ElAnt v1n4 - POETRY - Ulysses, A Butterfly

Volume 1, Number 4
September 1993


Lyn Wilson,
Dept. Greek, Roman and
     Egyptian Studies,
Monash University,
Victoria 3168,
e-mail: c/- antiquity-editor@classics.utas.edu.au

Did you know
that just a touch
of a warm sweaty hand
might dissolve this butterfly
into myriad dust-motes, 
5,000 tiny scales of blindingly iridescent tracery?
That even in close airy spaces,
forests where wing-shaped leaves
flutter thickly under a sun-struck canopy, 
an imago may shine only for fifteen days? 

Into this deep green underworld, 
where vines wrap heavy curtains around tree-poles,
and lianas that tracked the sun
end coiled in endless circles on a floor crawling with baby-flesh,
ferns and saplings, two travellers flitted, freely. 
Tip-touching with 
words, lips and fingers, they grew
between them a butterfly love,
irresistible as the swirl of a mountain stream, as brief and bright as 
Ulysses' wing-span. 

But even odysseys must end. At home,
weaving a net sparkling with tears and fidelity, 
a wife waits impatiently to fold Ulysses in her arms, 
back into a bed spliced craftily to a stout tree. 
With words as subtle as silk, as patterns on 
blue wings, she draws him near. 
Doesn't she know that one touch
of her hands might enshroud him
in a pale chrysalic web,
that a butterfly love flutters incandescently round his heart? 

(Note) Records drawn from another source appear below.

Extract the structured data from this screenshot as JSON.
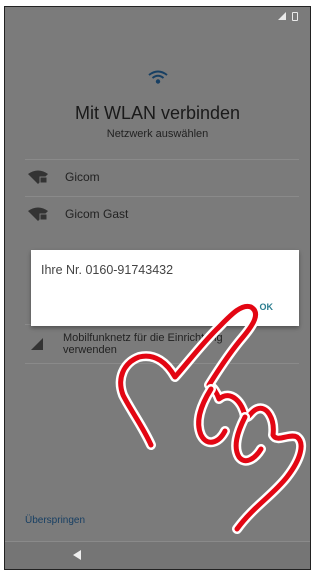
{
  "screen": {
    "title": "Mit WLAN verbinden",
    "subtitle": "Netzwerk auswählen",
    "header_icon": "wifi-icon"
  },
  "networks": [
    {
      "label": "Gicom",
      "icon": "wifi-lock-icon"
    },
    {
      "label": "Gicom Gast",
      "icon": "wifi-lock-icon"
    }
  ],
  "mobile_option": {
    "label": "Mobilfunknetz für die Einrichtung verwenden",
    "icon": "cellular-signal-icon"
  },
  "dialog": {
    "message": "Ihre Nr. 0160-91743432",
    "ok_label": "OK"
  },
  "skip_label": "Überspringen",
  "status_bar": {
    "icons": [
      "signal-icon",
      "battery-icon"
    ]
  },
  "nav_bar": {
    "icons": [
      "back-icon"
    ]
  },
  "overlay": {
    "type": "hand-pointer-drawing",
    "color": "#e30613"
  },
  "colors": {
    "dimmed_background": "#7b7b7b",
    "link": "#173f63",
    "dialog_button": "#2a7d8f"
  }
}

Lyn Wilson
e-mail: c/- antiquity-editor@classics.utas.edu.au

COPYRIGHT NOTE: Copyright remains with authors, but due reference should be made to this journal if any part of the above is later published elsewhere.

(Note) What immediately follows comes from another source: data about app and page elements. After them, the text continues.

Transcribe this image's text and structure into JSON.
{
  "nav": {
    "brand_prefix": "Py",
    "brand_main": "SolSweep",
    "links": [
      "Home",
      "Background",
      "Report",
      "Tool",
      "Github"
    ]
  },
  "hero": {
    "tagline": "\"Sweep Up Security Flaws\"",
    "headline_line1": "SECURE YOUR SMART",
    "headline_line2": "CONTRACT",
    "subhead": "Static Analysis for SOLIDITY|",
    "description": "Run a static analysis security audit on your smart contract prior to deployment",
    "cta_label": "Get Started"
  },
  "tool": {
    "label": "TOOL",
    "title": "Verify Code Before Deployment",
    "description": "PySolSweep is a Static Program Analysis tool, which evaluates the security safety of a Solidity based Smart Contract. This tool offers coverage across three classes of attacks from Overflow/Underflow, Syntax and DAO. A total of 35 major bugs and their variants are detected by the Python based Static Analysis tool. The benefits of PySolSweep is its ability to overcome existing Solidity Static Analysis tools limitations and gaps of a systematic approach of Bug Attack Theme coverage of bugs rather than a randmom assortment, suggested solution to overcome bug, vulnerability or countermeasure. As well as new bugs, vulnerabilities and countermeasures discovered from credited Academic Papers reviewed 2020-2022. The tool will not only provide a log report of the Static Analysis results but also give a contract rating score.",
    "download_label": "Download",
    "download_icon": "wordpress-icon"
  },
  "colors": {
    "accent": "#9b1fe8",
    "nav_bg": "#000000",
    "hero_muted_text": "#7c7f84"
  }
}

Electronic Antiquity Vol. 1 Issue 3 - August 1993
edited by Peter Toohey and Ian Worthington
ISSN 1320-3606